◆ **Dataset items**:
⁂

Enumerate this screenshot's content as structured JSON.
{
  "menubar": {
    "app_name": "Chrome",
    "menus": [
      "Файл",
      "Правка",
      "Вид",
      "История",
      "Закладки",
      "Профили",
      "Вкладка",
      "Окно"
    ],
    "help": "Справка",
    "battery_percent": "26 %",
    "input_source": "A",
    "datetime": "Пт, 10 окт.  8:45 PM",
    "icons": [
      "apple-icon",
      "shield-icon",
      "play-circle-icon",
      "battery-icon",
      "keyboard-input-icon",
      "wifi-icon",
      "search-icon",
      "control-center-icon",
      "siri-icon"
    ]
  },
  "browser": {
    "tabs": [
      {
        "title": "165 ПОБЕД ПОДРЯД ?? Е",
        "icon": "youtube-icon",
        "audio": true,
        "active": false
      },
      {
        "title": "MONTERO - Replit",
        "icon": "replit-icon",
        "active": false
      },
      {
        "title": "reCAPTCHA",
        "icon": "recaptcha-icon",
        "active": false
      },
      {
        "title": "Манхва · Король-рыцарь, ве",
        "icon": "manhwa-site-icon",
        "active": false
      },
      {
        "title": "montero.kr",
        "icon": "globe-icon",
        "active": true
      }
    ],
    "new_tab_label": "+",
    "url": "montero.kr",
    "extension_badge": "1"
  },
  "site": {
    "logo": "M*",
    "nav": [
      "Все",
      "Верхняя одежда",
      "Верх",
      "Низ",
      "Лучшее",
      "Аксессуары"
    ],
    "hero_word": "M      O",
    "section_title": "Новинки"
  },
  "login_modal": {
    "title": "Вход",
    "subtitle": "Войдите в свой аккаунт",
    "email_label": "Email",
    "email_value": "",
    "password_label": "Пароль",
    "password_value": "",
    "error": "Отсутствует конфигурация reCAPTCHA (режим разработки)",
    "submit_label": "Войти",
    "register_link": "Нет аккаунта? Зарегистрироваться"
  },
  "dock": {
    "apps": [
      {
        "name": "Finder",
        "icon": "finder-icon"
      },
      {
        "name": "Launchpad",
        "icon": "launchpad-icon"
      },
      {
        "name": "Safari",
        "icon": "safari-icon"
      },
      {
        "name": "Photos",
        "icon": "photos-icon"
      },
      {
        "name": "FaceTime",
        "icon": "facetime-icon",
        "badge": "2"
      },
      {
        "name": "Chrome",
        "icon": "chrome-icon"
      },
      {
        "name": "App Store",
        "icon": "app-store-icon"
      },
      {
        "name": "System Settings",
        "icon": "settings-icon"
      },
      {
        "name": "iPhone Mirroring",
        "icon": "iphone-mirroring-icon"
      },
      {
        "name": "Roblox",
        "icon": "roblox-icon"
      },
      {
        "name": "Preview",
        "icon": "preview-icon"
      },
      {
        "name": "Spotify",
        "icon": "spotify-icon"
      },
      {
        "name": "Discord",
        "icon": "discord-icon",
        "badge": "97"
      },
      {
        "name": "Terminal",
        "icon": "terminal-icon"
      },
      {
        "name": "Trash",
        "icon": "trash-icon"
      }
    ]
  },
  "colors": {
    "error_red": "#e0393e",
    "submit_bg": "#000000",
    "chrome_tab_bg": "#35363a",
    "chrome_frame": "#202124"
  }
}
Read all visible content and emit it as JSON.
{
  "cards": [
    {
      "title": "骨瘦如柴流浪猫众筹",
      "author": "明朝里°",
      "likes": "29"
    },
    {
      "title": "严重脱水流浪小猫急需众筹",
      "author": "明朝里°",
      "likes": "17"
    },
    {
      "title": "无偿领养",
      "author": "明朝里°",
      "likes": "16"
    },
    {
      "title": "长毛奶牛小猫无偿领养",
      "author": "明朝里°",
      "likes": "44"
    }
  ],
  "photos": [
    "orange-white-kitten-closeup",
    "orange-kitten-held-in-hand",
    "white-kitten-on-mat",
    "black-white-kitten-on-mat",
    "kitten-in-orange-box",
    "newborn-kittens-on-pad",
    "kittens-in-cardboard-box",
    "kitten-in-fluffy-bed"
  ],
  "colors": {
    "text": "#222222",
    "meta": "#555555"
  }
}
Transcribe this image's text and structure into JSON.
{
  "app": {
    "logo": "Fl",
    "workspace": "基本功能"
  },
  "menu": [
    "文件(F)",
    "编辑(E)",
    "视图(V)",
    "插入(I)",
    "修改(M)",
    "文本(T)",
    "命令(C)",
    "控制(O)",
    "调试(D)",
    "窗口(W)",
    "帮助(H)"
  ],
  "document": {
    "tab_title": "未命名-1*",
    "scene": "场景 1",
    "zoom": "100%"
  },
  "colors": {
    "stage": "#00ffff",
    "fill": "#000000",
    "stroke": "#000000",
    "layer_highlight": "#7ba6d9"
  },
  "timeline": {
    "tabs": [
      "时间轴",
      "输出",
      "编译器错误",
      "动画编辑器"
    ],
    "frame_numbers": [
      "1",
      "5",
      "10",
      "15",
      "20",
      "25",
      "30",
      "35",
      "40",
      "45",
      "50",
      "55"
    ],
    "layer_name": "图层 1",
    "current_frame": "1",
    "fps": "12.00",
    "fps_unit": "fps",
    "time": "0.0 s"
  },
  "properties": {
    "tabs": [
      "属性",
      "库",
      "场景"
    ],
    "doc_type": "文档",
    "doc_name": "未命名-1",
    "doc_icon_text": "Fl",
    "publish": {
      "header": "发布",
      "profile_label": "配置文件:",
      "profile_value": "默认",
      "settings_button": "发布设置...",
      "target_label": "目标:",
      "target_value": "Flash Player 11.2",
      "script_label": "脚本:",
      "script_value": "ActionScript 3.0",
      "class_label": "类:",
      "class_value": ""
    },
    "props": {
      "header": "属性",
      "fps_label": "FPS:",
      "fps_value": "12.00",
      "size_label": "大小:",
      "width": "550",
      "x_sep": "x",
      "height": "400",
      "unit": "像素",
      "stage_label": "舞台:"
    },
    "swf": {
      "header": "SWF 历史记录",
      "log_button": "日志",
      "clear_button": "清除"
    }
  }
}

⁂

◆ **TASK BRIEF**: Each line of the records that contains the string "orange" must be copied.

◆ **ANSWER TO THIS TASK**:
    "orange-white-kitten-closeup",
    "orange-kitten-held-in-hand",
    "kitten-in-orange-box",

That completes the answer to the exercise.